Data about app and page elements:

▶

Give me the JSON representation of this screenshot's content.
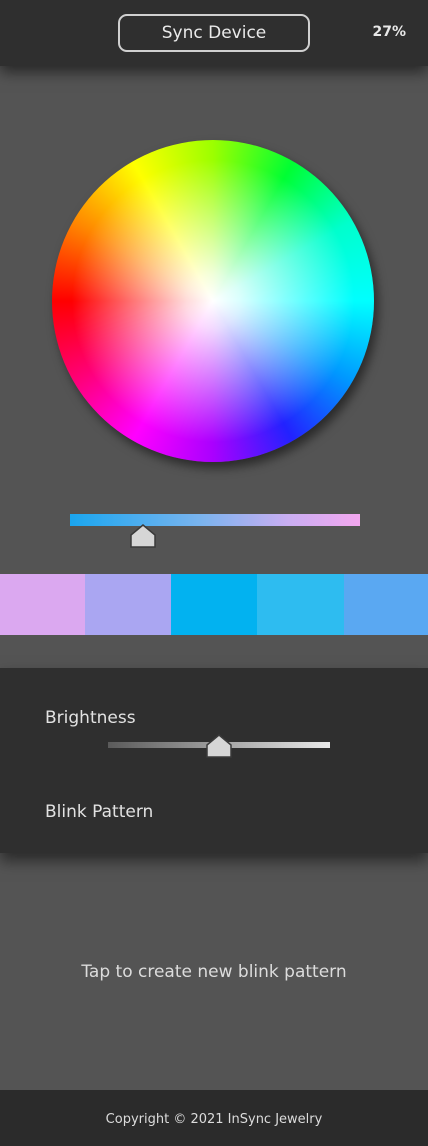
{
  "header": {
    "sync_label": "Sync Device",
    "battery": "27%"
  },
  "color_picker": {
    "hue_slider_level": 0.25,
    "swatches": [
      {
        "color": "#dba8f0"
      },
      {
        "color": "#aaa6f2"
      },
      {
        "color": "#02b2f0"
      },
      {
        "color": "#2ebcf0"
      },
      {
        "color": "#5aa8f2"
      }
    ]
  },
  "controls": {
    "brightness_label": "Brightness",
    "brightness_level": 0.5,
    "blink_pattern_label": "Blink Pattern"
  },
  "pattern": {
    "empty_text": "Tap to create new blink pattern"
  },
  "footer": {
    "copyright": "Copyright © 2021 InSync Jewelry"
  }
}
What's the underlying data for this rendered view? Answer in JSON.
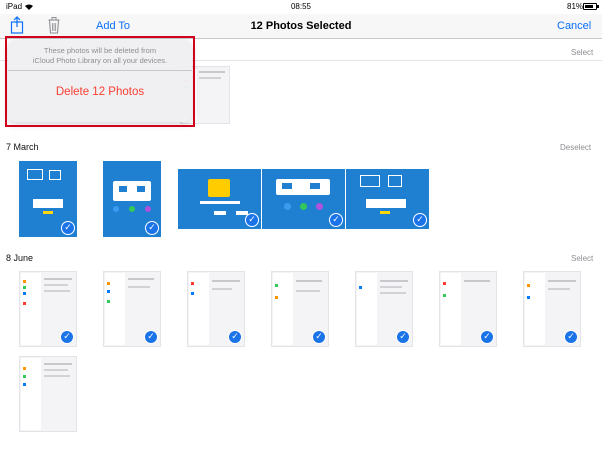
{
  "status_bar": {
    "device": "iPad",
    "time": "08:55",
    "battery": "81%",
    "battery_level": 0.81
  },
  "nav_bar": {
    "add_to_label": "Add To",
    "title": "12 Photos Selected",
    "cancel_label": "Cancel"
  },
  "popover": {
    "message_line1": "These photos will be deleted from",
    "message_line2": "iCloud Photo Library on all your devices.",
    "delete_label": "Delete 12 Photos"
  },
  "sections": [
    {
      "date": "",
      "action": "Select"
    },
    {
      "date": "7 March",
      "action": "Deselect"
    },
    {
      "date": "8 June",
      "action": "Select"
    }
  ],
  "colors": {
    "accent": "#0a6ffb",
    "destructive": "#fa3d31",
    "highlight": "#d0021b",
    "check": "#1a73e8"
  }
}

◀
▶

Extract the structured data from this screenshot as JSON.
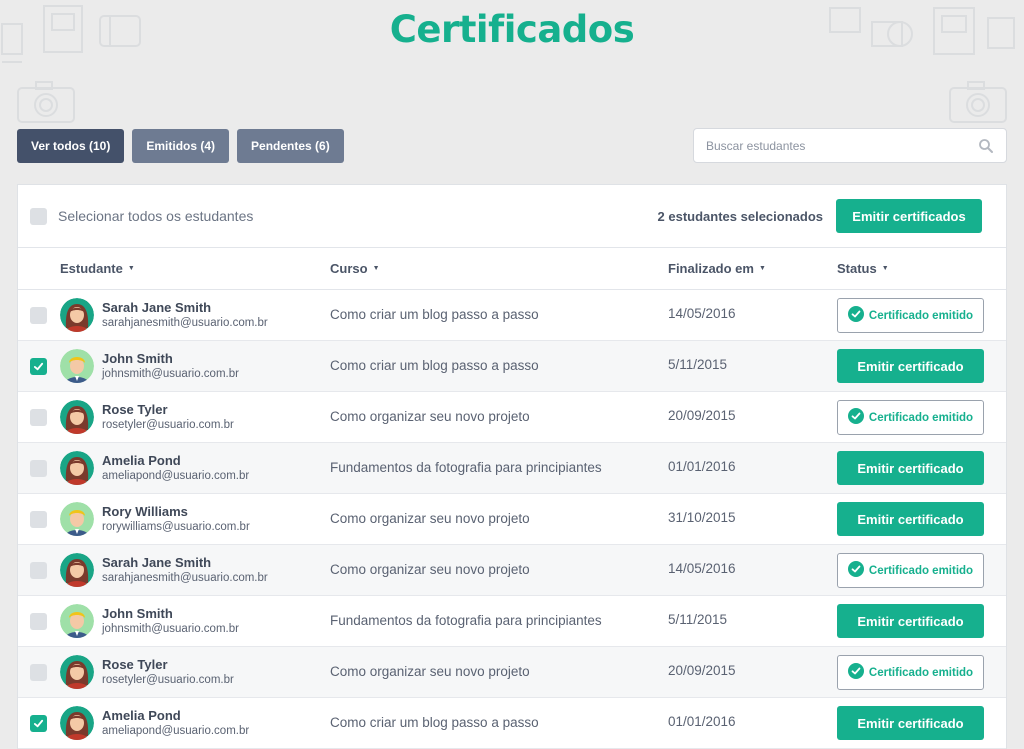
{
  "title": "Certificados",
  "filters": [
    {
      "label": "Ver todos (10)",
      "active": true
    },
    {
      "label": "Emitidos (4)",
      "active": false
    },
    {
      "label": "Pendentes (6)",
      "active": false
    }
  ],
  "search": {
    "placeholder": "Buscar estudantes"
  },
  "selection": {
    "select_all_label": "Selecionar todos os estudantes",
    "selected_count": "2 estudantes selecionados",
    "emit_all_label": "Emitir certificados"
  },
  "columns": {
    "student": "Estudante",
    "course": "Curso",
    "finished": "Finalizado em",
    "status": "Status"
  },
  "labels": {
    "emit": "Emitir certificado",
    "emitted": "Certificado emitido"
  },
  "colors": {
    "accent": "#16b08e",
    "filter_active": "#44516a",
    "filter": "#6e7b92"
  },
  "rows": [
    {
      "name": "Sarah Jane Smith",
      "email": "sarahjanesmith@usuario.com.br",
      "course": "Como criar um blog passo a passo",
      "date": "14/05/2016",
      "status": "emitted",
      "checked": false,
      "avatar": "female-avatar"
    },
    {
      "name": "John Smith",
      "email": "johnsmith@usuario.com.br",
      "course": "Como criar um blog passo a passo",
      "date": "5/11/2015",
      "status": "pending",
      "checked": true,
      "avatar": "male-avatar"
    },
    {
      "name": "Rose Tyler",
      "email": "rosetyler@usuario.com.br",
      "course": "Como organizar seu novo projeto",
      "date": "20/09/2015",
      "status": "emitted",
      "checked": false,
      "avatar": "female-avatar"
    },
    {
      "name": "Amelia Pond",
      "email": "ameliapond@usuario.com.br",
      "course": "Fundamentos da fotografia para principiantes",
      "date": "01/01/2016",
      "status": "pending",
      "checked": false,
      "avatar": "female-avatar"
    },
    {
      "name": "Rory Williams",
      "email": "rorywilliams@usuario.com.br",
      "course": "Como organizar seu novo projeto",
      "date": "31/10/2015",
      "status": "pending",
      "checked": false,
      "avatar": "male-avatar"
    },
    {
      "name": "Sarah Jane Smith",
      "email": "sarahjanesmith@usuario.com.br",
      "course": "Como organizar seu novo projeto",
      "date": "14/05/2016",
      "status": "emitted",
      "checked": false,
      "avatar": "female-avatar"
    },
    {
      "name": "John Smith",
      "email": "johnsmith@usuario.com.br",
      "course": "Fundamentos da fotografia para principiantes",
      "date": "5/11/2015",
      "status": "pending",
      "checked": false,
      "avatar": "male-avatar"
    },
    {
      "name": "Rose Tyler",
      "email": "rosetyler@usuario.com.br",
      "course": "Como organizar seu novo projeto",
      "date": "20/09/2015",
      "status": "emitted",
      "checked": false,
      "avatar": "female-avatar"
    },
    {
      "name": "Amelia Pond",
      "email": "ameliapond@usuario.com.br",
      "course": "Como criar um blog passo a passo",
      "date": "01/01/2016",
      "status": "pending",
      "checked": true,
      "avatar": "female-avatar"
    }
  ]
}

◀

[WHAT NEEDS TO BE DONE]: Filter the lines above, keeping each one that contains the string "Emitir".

[PROBLEM SOLUTION]:
    "emit_all_label": "Emitir certificados"
    "emit": "Emitir certificado",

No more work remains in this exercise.